BEGIN Supplied data
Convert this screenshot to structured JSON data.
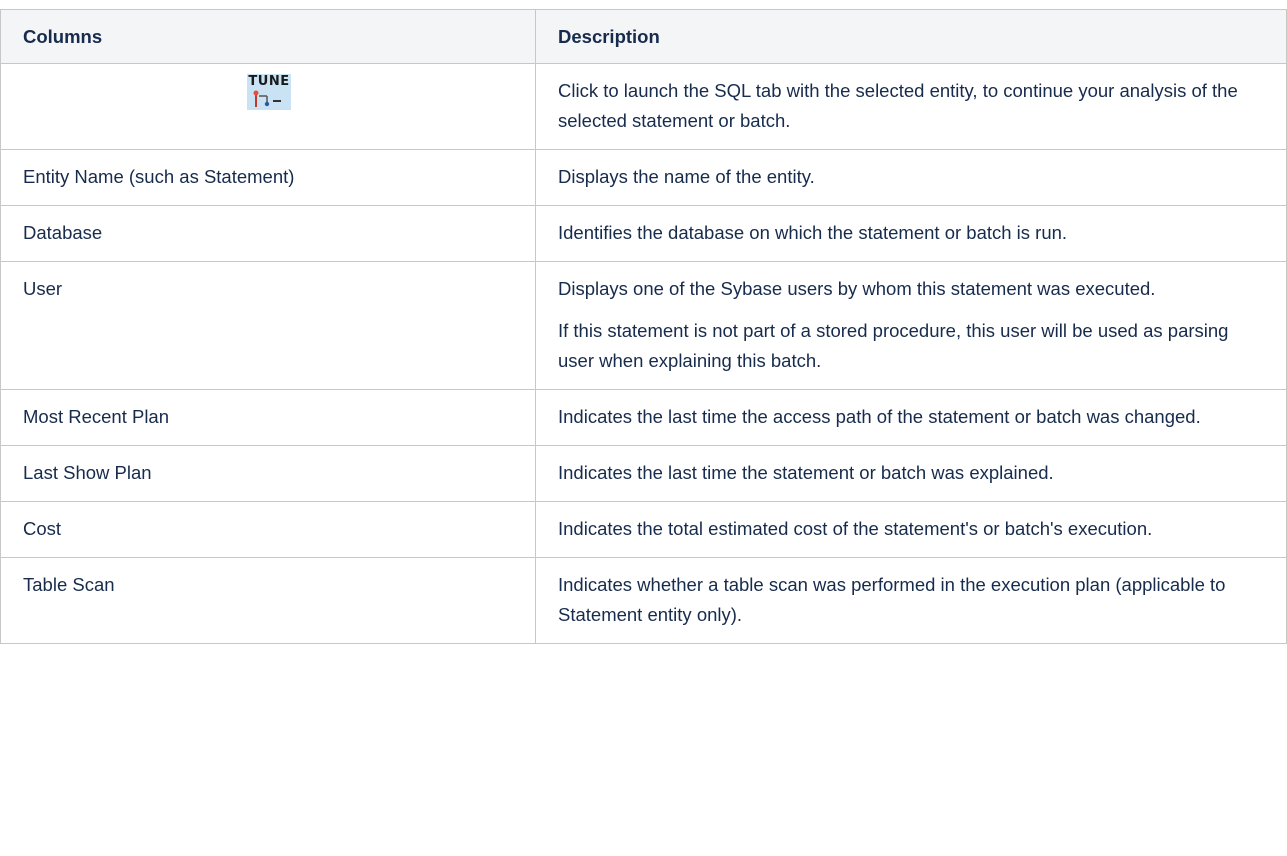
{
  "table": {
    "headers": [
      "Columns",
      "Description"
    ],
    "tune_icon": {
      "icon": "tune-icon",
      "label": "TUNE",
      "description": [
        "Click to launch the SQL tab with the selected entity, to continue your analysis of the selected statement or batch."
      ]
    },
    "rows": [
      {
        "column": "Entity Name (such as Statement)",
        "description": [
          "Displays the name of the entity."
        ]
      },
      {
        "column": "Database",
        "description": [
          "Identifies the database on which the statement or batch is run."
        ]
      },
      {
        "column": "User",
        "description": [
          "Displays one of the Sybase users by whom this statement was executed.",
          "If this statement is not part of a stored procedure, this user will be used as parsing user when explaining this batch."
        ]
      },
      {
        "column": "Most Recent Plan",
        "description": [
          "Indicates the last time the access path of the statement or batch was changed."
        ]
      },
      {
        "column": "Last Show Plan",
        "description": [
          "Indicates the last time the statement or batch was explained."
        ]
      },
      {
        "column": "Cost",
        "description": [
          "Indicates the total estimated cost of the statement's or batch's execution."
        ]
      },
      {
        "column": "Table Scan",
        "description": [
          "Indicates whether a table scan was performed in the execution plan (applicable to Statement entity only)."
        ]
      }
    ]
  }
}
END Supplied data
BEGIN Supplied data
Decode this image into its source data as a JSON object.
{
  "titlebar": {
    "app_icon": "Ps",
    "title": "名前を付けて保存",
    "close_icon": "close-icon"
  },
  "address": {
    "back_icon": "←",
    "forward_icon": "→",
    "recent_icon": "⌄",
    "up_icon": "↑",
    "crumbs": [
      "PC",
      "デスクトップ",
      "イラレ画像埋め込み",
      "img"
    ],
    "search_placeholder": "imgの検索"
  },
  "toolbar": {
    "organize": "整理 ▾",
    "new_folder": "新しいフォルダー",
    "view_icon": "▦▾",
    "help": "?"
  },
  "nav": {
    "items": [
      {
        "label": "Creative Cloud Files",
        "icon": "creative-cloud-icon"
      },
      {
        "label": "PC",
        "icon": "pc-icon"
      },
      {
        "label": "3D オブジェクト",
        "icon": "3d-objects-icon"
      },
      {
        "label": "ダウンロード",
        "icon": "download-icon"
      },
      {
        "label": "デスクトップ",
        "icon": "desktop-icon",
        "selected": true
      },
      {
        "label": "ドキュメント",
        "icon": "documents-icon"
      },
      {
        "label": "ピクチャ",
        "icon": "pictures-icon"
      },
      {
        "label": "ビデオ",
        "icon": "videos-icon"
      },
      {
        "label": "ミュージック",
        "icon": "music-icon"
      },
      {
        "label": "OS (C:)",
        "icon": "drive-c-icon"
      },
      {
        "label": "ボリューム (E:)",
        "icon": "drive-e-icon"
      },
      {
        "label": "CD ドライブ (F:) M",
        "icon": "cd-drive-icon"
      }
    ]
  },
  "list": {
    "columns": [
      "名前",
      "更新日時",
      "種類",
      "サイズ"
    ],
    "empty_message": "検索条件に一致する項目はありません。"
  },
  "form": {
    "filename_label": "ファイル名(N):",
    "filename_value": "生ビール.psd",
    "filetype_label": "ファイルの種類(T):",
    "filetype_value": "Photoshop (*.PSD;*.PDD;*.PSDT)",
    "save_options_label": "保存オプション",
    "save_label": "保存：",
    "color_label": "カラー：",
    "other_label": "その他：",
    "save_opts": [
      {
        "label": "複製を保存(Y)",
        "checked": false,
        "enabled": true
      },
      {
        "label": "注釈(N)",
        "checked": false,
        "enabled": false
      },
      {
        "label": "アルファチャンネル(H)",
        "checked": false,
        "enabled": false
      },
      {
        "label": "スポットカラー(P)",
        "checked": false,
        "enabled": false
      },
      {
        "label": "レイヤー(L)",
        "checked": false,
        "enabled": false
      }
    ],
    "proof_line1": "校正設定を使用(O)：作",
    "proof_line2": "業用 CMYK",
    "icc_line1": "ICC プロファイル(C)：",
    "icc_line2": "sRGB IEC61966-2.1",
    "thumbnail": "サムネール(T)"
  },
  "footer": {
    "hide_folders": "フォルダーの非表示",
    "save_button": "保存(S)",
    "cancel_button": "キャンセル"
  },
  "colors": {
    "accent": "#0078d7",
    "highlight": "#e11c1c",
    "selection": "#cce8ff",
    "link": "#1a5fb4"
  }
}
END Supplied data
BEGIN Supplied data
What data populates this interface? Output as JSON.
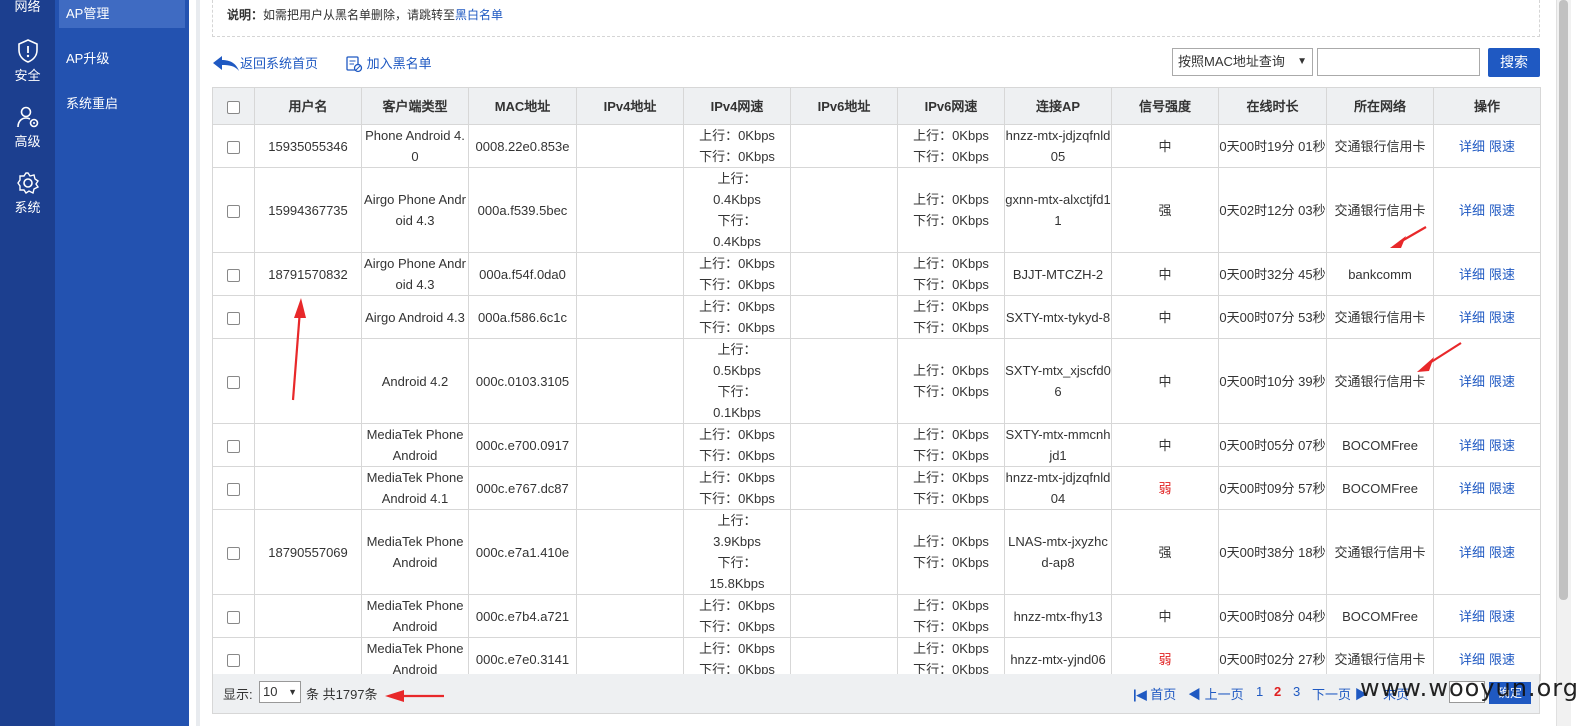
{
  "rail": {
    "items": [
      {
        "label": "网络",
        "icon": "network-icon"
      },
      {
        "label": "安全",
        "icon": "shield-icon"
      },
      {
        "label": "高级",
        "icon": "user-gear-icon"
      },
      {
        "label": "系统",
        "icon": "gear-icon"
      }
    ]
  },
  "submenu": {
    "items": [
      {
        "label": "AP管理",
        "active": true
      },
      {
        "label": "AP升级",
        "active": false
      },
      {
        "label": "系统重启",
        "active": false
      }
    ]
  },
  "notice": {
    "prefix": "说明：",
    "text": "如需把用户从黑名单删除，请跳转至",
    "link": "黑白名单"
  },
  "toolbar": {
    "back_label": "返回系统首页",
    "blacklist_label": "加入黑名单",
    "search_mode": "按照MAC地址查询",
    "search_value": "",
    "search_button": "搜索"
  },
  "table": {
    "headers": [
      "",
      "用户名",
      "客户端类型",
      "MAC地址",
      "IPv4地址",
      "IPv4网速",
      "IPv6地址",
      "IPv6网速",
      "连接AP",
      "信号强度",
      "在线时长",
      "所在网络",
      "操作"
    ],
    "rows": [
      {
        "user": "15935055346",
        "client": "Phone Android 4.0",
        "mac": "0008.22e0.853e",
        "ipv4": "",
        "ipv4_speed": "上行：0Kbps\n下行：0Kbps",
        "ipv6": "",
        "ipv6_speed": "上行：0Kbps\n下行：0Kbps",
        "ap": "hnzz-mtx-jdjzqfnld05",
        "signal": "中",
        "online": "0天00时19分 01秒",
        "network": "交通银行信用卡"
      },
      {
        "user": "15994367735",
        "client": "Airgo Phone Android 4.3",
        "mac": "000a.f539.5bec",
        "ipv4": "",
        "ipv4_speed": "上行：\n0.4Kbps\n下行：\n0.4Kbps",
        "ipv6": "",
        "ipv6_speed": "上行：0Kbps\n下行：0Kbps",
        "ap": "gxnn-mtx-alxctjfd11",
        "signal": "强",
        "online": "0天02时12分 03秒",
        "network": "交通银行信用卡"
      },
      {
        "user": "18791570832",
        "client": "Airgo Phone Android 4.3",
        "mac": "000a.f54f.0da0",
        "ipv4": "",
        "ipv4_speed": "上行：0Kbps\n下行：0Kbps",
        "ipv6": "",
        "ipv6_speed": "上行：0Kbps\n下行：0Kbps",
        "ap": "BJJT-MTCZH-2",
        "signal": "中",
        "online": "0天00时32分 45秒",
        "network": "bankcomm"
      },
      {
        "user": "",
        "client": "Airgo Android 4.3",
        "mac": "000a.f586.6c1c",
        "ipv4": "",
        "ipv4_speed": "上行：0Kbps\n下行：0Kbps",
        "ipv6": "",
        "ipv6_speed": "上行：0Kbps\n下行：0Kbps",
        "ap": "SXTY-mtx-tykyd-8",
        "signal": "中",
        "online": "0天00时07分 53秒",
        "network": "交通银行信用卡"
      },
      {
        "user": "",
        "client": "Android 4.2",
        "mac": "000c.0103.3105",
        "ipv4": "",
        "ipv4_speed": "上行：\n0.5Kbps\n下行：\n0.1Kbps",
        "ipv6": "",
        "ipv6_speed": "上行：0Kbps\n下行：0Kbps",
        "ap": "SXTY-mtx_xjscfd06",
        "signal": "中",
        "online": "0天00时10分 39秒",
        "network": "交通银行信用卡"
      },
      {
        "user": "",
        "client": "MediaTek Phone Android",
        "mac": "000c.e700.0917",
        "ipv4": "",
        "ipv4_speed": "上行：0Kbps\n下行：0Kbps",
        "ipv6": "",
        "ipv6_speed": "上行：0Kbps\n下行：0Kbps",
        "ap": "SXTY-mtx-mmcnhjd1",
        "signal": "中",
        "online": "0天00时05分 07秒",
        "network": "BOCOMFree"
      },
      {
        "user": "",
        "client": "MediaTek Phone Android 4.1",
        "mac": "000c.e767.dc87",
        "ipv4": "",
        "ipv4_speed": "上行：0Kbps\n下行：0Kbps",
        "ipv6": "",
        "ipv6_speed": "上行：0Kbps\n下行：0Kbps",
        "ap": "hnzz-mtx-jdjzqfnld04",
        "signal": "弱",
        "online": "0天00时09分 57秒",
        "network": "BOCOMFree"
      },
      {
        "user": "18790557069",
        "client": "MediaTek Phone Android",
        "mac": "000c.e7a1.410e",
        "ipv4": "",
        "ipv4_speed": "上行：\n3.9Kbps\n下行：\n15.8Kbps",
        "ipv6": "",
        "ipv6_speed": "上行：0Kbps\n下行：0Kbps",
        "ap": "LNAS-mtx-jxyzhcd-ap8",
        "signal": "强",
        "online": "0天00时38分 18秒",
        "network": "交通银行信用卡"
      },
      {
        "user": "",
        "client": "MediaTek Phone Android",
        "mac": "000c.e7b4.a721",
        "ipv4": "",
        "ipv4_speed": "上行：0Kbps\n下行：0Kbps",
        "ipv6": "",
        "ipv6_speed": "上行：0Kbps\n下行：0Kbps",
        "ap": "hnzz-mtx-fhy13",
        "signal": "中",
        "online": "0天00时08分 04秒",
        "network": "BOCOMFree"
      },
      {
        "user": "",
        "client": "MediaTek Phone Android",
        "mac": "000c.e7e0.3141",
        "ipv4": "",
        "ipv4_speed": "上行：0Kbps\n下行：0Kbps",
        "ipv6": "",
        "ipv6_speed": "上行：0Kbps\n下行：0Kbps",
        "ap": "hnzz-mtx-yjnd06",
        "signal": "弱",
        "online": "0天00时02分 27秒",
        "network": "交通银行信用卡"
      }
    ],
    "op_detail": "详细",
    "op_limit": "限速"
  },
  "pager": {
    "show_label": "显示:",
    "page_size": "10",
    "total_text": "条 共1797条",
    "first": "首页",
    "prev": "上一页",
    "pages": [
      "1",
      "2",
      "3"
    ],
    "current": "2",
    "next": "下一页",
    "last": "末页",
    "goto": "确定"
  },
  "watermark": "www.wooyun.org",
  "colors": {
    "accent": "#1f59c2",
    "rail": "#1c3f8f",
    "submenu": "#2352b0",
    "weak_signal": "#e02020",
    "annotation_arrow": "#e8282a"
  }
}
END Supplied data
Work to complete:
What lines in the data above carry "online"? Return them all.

Answer section:
        "online": "0天00时19分 01秒",
        "online": "0天02时12分 03秒",
        "online": "0天00时32分 45秒",
        "online": "0天00时07分 53秒",
        "online": "0天00时10分 39秒",
        "online": "0天00时05分 07秒",
        "online": "0天00时09分 57秒",
        "online": "0天00时38分 18秒",
        "online": "0天00时08分 04秒",
        "online": "0天00时02分 27秒",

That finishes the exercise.